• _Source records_
....

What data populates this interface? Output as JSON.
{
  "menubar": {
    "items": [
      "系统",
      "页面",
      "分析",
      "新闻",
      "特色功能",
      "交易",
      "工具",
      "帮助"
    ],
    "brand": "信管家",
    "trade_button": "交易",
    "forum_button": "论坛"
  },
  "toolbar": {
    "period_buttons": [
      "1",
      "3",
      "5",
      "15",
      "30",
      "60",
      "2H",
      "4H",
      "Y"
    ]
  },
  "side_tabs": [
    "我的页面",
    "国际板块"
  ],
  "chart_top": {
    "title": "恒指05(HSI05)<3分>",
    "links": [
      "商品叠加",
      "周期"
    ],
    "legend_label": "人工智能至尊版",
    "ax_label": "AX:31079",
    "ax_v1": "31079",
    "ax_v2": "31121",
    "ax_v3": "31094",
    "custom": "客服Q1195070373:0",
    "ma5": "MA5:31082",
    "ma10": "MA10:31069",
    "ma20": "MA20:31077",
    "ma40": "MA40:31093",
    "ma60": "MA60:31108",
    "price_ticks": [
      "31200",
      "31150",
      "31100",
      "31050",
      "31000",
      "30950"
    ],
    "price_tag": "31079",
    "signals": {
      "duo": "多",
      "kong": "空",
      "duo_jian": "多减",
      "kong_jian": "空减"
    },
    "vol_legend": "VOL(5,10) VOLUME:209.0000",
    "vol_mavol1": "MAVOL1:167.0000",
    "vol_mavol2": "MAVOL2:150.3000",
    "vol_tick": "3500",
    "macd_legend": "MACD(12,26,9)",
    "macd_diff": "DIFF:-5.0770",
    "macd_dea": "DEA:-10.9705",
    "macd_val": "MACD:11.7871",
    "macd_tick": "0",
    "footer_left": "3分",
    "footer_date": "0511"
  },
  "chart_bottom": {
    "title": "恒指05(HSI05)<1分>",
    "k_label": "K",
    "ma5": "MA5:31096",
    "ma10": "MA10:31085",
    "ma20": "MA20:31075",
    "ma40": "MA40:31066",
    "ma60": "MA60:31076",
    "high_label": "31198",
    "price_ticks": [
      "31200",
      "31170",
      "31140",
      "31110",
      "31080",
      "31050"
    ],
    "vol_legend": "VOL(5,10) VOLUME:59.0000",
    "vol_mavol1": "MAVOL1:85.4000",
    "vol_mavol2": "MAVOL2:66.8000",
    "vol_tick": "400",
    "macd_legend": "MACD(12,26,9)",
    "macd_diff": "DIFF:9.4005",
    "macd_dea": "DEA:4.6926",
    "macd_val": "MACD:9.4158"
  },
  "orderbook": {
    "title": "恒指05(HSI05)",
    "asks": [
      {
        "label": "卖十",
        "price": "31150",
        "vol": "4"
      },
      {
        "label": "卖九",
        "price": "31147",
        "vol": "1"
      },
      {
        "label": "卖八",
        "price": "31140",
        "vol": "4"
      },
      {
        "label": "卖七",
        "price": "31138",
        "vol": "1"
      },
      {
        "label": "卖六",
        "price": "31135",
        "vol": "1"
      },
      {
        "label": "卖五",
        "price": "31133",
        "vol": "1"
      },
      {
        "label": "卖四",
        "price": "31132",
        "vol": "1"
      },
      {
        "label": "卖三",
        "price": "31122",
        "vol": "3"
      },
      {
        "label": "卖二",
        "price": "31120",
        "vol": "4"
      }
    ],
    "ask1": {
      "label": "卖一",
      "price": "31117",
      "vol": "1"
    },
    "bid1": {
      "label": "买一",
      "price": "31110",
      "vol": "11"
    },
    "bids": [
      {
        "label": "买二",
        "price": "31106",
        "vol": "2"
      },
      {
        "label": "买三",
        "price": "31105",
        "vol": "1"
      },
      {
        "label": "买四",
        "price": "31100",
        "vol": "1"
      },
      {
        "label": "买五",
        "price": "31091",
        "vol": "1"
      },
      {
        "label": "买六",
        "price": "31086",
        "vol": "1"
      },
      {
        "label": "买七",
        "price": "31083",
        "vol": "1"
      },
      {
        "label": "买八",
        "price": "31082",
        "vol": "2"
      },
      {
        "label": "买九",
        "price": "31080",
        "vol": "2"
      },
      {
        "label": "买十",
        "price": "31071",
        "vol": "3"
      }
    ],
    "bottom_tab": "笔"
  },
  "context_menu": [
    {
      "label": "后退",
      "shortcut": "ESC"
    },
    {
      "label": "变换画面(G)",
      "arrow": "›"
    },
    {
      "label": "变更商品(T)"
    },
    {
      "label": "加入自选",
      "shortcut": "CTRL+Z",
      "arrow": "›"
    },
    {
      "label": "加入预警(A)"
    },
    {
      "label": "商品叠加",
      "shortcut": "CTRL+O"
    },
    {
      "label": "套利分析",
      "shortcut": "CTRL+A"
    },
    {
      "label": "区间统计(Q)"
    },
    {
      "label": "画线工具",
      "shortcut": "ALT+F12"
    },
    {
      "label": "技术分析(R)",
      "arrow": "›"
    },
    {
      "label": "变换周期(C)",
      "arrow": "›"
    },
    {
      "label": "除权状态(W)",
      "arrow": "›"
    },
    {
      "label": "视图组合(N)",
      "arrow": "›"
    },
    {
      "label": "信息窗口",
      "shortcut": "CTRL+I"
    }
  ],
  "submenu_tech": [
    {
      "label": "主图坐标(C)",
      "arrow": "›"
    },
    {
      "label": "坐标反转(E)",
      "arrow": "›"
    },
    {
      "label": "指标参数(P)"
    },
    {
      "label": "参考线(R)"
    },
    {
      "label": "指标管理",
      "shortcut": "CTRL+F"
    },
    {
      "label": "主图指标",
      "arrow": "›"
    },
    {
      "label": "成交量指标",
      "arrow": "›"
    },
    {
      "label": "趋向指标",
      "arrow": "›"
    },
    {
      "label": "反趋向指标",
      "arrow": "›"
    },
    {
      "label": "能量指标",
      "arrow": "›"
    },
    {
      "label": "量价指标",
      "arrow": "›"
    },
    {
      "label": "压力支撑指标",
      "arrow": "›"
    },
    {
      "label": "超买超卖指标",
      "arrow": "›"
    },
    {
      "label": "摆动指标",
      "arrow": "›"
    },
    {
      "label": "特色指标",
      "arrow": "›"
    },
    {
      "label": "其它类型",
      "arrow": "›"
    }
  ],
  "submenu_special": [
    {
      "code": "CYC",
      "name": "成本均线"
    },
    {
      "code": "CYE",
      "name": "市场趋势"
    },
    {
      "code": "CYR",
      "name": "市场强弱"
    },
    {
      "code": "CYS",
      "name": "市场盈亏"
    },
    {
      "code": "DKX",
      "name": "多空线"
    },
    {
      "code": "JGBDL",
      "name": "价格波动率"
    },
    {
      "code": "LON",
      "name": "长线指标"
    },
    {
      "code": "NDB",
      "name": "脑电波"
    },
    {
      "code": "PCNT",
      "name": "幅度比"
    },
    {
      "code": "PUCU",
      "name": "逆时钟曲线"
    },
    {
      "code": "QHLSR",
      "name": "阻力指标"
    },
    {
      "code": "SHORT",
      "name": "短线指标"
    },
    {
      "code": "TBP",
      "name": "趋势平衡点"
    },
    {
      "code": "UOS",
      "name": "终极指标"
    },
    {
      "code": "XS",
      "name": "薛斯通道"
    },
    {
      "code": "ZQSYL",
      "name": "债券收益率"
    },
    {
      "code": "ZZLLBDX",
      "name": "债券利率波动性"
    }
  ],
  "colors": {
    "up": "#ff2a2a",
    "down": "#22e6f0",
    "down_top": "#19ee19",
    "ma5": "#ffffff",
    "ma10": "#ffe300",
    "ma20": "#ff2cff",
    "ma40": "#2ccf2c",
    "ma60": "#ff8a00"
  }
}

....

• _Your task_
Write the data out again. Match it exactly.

• _Answer to the exercise_
What data populates this interface? Output as JSON.
{
  "menubar": {
    "items": [
      "系统",
      "页面",
      "分析",
      "新闻",
      "特色功能",
      "交易",
      "工具",
      "帮助"
    ],
    "brand": "信管家",
    "trade_button": "交易",
    "forum_button": "论坛"
  },
  "toolbar": {
    "period_buttons": [
      "1",
      "3",
      "5",
      "15",
      "30",
      "60",
      "2H",
      "4H",
      "Y"
    ]
  },
  "side_tabs": [
    "我的页面",
    "国际板块"
  ],
  "chart_top": {
    "title": "恒指05(HSI05)<3分>",
    "links": [
      "商品叠加",
      "周期"
    ],
    "legend_label": "人工智能至尊版",
    "ax_label": "AX:31079",
    "ax_v1": "31079",
    "ax_v2": "31121",
    "ax_v3": "31094",
    "custom": "客服Q1195070373:0",
    "ma5": "MA5:31082",
    "ma10": "MA10:31069",
    "ma20": "MA20:31077",
    "ma40": "MA40:31093",
    "ma60": "MA60:31108",
    "price_ticks": [
      "31200",
      "31150",
      "31100",
      "31050",
      "31000",
      "30950"
    ],
    "price_tag": "31079",
    "signals": {
      "duo": "多",
      "kong": "空",
      "duo_jian": "多减",
      "kong_jian": "空减"
    },
    "vol_legend": "VOL(5,10) VOLUME:209.0000",
    "vol_mavol1": "MAVOL1:167.0000",
    "vol_mavol2": "MAVOL2:150.3000",
    "vol_tick": "3500",
    "macd_legend": "MACD(12,26,9)",
    "macd_diff": "DIFF:-5.0770",
    "macd_dea": "DEA:-10.9705",
    "macd_val": "MACD:11.7871",
    "macd_tick": "0",
    "footer_left": "3分",
    "footer_date": "0511"
  },
  "chart_bottom": {
    "title": "恒指05(HSI05)<1分>",
    "k_label": "K",
    "ma5": "MA5:31096",
    "ma10": "MA10:31085",
    "ma20": "MA20:31075",
    "ma40": "MA40:31066",
    "ma60": "MA60:31076",
    "high_label": "31198",
    "price_ticks": [
      "31200",
      "31170",
      "31140",
      "31110",
      "31080",
      "31050"
    ],
    "vol_legend": "VOL(5,10) VOLUME:59.0000",
    "vol_mavol1": "MAVOL1:85.4000",
    "vol_mavol2": "MAVOL2:66.8000",
    "vol_tick": "400",
    "macd_legend": "MACD(12,26,9)",
    "macd_diff": "DIFF:9.4005",
    "macd_dea": "DEA:4.6926",
    "macd_val": "MACD:9.4158"
  },
  "orderbook": {
    "title": "恒指05(HSI05)",
    "asks": [
      {
        "label": "卖十",
        "price": "31150",
        "vol": "4"
      },
      {
        "label": "卖九",
        "price": "31147",
        "vol": "1"
      },
      {
        "label": "卖八",
        "price": "31140",
        "vol": "4"
      },
      {
        "label": "卖七",
        "price": "31138",
        "vol": "1"
      },
      {
        "label": "卖六",
        "price": "31135",
        "vol": "1"
      },
      {
        "label": "卖五",
        "price": "31133",
        "vol": "1"
      },
      {
        "label": "卖四",
        "price": "31132",
        "vol": "1"
      },
      {
        "label": "卖三",
        "price": "31122",
        "vol": "3"
      },
      {
        "label": "卖二",
        "price": "31120",
        "vol": "4"
      }
    ],
    "ask1": {
      "label": "卖一",
      "price": "31117",
      "vol": "1"
    },
    "bid1": {
      "label": "买一",
      "price": "31110",
      "vol": "11"
    },
    "bids": [
      {
        "label": "买二",
        "price": "31106",
        "vol": "2"
      },
      {
        "label": "买三",
        "price": "31105",
        "vol": "1"
      },
      {
        "label": "买四",
        "price": "31100",
        "vol": "1"
      },
      {
        "label": "买五",
        "price": "31091",
        "vol": "1"
      },
      {
        "label": "买六",
        "price": "31086",
        "vol": "1"
      },
      {
        "label": "买七",
        "price": "31083",
        "vol": "1"
      },
      {
        "label": "买八",
        "price": "31082",
        "vol": "2"
      },
      {
        "label": "买九",
        "price": "31080",
        "vol": "2"
      },
      {
        "label": "买十",
        "price": "31071",
        "vol": "3"
      }
    ],
    "bottom_tab": "笔"
  },
  "context_menu": [
    {
      "label": "后退",
      "shortcut": "ESC"
    },
    {
      "label": "变换画面(G)",
      "arrow": "›"
    },
    {
      "label": "变更商品(T)"
    },
    {
      "label": "加入自选",
      "shortcut": "CTRL+Z",
      "arrow": "›"
    },
    {
      "label": "加入预警(A)"
    },
    {
      "label": "商品叠加",
      "shortcut": "CTRL+O"
    },
    {
      "label": "套利分析",
      "shortcut": "CTRL+A"
    },
    {
      "label": "区间统计(Q)"
    },
    {
      "label": "画线工具",
      "shortcut": "ALT+F12"
    },
    {
      "label": "技术分析(R)",
      "arrow": "›"
    },
    {
      "label": "变换周期(C)",
      "arrow": "›"
    },
    {
      "label": "除权状态(W)",
      "arrow": "›"
    },
    {
      "label": "视图组合(N)",
      "arrow": "›"
    },
    {
      "label": "信息窗口",
      "shortcut": "CTRL+I"
    }
  ],
  "submenu_tech": [
    {
      "label": "主图坐标(C)",
      "arrow": "›"
    },
    {
      "label": "坐标反转(E)",
      "arrow": "›"
    },
    {
      "label": "指标参数(P)"
    },
    {
      "label": "参考线(R)"
    },
    {
      "label": "指标管理",
      "shortcut": "CTRL+F"
    },
    {
      "label": "主图指标",
      "arrow": "›"
    },
    {
      "label": "成交量指标",
      "arrow": "›"
    },
    {
      "label": "趋向指标",
      "arrow": "›"
    },
    {
      "label": "反趋向指标",
      "arrow": "›"
    },
    {
      "label": "能量指标",
      "arrow": "›"
    },
    {
      "label": "量价指标",
      "arrow": "›"
    },
    {
      "label": "压力支撑指标",
      "arrow": "›"
    },
    {
      "label": "超买超卖指标",
      "arrow": "›"
    },
    {
      "label": "摆动指标",
      "arrow": "›"
    },
    {
      "label": "特色指标",
      "arrow": "›"
    },
    {
      "label": "其它类型",
      "arrow": "›"
    }
  ],
  "submenu_special": [
    {
      "code": "CYC",
      "name": "成本均线"
    },
    {
      "code": "CYE",
      "name": "市场趋势"
    },
    {
      "code": "CYR",
      "name": "市场强弱"
    },
    {
      "code": "CYS",
      "name": "市场盈亏"
    },
    {
      "code": "DKX",
      "name": "多空线"
    },
    {
      "code": "JGBDL",
      "name": "价格波动率"
    },
    {
      "code": "LON",
      "name": "长线指标"
    },
    {
      "code": "NDB",
      "name": "脑电波"
    },
    {
      "code": "PCNT",
      "name": "幅度比"
    },
    {
      "code": "PUCU",
      "name": "逆时钟曲线"
    },
    {
      "code": "QHLSR",
      "name": "阻力指标"
    },
    {
      "code": "SHORT",
      "name": "短线指标"
    },
    {
      "code": "TBP",
      "name": "趋势平衡点"
    },
    {
      "code": "UOS",
      "name": "终极指标"
    },
    {
      "code": "XS",
      "name": "薛斯通道"
    },
    {
      "code": "ZQSYL",
      "name": "债券收益率"
    },
    {
      "code": "ZZLLBDX",
      "name": "债券利率波动性"
    }
  ],
  "colors": {
    "up": "#ff2a2a",
    "down": "#22e6f0",
    "down_top": "#19ee19",
    "ma5": "#ffffff",
    "ma10": "#ffe300",
    "ma20": "#ff2cff",
    "ma40": "#2ccf2c",
    "ma60": "#ff8a00"
  }
}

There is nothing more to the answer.